* **Task statement**
From the records, report how many lines hold the word "JSON", with the number as the sole reply.

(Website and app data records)
<<<<

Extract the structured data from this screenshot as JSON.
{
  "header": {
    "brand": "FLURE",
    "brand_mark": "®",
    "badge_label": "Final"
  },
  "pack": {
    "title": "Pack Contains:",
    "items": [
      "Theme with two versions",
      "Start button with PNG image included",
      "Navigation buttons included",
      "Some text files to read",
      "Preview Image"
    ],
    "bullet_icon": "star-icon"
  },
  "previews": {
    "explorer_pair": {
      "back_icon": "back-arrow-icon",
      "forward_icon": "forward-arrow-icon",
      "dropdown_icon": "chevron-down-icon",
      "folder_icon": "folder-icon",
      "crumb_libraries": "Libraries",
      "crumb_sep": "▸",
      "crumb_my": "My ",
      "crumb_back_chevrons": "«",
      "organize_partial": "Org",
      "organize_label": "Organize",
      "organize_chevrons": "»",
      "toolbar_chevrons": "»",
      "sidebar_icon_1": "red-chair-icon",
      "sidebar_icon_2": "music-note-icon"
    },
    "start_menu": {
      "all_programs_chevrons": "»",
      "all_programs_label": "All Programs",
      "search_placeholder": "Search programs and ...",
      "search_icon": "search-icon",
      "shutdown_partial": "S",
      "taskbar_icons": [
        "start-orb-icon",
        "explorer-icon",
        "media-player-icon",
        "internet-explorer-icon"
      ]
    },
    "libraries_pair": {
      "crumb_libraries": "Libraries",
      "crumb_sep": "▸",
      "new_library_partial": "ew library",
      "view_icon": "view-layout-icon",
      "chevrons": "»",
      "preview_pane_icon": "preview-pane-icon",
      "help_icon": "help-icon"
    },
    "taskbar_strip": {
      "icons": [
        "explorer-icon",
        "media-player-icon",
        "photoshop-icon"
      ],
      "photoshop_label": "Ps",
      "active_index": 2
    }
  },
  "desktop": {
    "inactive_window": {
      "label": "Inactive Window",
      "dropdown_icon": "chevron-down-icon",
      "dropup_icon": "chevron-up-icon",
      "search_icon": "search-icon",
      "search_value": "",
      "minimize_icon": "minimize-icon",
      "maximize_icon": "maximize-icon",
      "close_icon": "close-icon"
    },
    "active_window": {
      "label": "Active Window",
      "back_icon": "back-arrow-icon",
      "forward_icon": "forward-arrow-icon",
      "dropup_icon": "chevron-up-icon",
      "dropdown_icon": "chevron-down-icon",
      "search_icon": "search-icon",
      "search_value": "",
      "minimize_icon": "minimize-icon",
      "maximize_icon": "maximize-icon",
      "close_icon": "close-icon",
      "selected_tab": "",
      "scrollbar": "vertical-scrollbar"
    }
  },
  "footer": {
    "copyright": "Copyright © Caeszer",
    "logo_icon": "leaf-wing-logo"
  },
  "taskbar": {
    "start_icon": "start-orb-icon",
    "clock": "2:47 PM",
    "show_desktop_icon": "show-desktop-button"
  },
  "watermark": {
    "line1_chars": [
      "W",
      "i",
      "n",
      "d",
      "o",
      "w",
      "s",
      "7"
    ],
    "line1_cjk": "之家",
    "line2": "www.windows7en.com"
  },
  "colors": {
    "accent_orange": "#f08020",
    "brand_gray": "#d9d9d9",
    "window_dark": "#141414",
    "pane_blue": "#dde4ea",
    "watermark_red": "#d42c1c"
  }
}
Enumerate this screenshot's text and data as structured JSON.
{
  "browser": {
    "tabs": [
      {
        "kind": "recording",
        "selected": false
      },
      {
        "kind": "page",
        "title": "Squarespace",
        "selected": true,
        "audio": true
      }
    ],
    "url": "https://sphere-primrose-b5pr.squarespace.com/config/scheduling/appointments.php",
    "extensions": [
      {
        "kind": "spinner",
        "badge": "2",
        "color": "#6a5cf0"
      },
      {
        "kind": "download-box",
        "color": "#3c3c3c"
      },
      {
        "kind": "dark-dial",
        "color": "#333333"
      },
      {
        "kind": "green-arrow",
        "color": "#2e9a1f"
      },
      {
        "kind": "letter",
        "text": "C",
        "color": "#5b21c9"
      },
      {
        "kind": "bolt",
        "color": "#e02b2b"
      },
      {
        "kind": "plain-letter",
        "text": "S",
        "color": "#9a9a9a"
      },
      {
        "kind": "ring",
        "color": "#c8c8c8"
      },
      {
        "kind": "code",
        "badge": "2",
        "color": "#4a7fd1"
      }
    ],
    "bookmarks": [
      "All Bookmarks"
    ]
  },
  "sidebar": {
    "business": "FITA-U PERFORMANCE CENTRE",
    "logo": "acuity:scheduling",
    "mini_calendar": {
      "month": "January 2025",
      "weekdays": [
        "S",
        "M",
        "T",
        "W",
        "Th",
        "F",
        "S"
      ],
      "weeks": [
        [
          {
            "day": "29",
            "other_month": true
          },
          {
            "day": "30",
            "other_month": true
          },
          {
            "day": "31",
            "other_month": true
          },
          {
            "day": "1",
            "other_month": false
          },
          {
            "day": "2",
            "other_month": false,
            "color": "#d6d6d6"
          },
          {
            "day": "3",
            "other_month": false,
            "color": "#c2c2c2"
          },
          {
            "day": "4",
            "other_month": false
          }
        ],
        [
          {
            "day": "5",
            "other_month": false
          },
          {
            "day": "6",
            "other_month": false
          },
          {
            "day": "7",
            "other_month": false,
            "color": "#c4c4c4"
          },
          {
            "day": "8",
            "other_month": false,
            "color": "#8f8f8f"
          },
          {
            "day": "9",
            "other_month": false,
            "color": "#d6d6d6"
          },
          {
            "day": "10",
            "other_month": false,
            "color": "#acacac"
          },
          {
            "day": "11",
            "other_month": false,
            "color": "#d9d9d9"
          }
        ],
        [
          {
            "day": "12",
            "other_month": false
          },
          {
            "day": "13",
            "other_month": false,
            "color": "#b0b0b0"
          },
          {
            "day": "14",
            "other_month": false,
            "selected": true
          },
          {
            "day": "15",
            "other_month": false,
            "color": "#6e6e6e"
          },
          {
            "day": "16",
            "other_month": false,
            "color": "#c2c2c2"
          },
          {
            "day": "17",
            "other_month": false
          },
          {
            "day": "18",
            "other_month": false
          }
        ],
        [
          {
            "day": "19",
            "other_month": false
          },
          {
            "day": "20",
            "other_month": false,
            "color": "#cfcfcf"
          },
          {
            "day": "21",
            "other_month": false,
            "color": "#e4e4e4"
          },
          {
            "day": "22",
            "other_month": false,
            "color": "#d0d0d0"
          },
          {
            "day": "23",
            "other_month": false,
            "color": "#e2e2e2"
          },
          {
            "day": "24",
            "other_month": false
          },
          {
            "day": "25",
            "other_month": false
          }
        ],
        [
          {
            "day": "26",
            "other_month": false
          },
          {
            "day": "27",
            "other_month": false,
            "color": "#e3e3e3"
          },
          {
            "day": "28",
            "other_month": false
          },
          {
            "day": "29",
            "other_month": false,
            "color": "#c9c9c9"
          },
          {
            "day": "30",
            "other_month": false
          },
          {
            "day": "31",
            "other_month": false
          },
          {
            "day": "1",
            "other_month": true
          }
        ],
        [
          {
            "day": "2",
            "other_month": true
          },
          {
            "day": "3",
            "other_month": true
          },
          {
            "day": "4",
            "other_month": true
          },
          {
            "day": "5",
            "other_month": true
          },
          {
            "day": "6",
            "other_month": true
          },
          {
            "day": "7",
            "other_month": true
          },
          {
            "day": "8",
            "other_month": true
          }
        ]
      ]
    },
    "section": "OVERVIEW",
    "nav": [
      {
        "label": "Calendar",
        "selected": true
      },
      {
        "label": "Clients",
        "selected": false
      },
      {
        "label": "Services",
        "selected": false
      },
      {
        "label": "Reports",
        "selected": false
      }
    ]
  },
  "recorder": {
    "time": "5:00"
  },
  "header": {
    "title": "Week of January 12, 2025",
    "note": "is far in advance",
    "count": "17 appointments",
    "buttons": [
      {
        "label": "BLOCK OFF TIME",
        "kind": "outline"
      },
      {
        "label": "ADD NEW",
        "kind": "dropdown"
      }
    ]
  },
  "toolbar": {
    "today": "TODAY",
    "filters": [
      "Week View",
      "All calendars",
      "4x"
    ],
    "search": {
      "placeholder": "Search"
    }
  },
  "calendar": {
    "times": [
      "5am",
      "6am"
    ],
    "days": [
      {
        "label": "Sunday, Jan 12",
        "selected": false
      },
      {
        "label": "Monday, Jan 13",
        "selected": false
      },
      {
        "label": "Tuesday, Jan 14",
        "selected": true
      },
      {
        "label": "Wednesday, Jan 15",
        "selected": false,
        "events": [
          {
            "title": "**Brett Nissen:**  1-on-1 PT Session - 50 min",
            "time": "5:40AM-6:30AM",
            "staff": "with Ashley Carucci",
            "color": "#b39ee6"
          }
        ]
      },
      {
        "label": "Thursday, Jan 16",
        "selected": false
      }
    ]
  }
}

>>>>

* **Exercise response**
2